- **Assignment**: Return the number of lines below with "Karona" in them, and nothing else.

------------------------------------------------------------

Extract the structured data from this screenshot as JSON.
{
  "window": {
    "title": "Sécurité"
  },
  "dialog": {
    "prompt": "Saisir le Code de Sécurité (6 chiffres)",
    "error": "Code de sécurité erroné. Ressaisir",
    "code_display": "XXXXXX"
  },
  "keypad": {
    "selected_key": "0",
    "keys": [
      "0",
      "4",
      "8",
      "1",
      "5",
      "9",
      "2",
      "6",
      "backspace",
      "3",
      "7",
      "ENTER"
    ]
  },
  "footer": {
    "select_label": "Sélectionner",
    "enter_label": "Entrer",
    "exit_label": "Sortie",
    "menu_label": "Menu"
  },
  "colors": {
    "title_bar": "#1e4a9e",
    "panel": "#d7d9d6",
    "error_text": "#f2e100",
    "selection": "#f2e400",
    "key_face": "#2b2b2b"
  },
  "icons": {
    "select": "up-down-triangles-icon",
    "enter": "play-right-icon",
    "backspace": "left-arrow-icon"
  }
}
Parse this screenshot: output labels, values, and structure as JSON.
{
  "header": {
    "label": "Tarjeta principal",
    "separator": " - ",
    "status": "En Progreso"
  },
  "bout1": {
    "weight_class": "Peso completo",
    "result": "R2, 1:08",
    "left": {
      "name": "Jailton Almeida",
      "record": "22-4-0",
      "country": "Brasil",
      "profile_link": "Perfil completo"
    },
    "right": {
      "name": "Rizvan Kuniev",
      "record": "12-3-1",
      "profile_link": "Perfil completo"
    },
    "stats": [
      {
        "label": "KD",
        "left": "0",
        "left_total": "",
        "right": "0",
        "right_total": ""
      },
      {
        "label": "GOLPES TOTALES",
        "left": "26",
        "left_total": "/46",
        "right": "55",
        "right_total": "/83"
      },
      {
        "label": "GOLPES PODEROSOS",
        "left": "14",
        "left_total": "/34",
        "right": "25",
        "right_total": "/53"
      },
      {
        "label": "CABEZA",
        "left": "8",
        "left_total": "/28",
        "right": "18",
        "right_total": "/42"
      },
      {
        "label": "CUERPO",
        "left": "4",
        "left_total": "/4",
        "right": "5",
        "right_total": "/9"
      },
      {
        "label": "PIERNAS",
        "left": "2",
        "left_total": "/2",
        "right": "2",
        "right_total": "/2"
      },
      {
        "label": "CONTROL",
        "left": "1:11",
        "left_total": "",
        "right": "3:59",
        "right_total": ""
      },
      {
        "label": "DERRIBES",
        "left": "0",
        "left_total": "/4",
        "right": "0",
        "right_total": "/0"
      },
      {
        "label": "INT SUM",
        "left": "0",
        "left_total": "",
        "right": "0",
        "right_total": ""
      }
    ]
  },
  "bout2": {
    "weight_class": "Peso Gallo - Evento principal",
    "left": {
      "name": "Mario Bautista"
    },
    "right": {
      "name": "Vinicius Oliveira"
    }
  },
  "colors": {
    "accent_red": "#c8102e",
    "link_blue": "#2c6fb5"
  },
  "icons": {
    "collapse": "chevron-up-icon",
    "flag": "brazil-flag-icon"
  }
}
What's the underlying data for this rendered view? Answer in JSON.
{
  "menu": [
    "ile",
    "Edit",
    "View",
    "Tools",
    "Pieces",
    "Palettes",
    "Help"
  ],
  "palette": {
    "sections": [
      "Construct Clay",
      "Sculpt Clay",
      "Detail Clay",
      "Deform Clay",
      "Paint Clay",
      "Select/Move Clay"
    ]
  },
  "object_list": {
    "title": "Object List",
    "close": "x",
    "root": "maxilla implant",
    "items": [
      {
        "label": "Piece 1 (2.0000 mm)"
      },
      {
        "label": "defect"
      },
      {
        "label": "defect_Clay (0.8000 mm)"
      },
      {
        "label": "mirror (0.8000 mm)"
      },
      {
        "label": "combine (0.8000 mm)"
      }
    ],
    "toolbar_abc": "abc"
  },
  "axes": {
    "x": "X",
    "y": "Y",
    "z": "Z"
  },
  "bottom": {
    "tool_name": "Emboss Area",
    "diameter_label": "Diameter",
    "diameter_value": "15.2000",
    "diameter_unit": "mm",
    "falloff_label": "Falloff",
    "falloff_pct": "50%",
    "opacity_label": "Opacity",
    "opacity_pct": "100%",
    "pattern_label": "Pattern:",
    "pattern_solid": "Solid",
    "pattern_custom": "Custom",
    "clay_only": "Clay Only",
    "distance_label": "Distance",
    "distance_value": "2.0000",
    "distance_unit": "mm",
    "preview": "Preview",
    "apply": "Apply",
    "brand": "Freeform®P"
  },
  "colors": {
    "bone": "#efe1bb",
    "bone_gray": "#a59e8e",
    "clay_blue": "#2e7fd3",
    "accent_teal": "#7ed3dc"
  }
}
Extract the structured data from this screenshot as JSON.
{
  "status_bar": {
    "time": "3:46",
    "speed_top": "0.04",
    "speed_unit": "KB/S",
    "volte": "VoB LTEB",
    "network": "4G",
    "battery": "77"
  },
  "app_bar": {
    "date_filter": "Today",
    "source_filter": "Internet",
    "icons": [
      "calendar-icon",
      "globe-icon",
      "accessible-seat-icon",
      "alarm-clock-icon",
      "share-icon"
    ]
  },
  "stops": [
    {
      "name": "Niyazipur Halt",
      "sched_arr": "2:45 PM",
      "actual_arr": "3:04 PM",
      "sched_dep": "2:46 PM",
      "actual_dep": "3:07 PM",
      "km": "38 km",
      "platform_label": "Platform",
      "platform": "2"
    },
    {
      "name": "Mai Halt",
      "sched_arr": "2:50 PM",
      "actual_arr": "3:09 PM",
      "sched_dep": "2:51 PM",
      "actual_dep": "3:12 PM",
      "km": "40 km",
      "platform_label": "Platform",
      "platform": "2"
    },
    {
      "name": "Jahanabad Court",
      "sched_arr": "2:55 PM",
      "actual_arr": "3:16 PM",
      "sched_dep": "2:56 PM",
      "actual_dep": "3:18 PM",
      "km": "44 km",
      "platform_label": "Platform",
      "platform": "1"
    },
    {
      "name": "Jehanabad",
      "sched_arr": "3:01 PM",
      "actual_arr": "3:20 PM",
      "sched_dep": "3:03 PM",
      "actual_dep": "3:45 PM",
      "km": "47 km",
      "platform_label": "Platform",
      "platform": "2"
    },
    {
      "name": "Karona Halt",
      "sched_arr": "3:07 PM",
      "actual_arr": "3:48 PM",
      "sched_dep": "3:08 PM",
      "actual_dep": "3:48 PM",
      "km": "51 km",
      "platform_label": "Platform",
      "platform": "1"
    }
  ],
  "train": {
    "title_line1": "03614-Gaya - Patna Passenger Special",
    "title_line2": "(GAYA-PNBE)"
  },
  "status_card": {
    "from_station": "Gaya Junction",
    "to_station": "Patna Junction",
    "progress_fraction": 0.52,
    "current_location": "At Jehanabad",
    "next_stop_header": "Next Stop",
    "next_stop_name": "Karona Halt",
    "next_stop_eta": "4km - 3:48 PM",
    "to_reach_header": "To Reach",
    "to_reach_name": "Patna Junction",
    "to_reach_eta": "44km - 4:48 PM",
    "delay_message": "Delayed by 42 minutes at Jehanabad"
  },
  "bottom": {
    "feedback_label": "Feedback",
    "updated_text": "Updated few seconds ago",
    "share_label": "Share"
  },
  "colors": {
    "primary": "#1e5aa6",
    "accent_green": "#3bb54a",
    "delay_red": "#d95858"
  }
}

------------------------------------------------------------

- **Your solution**: 2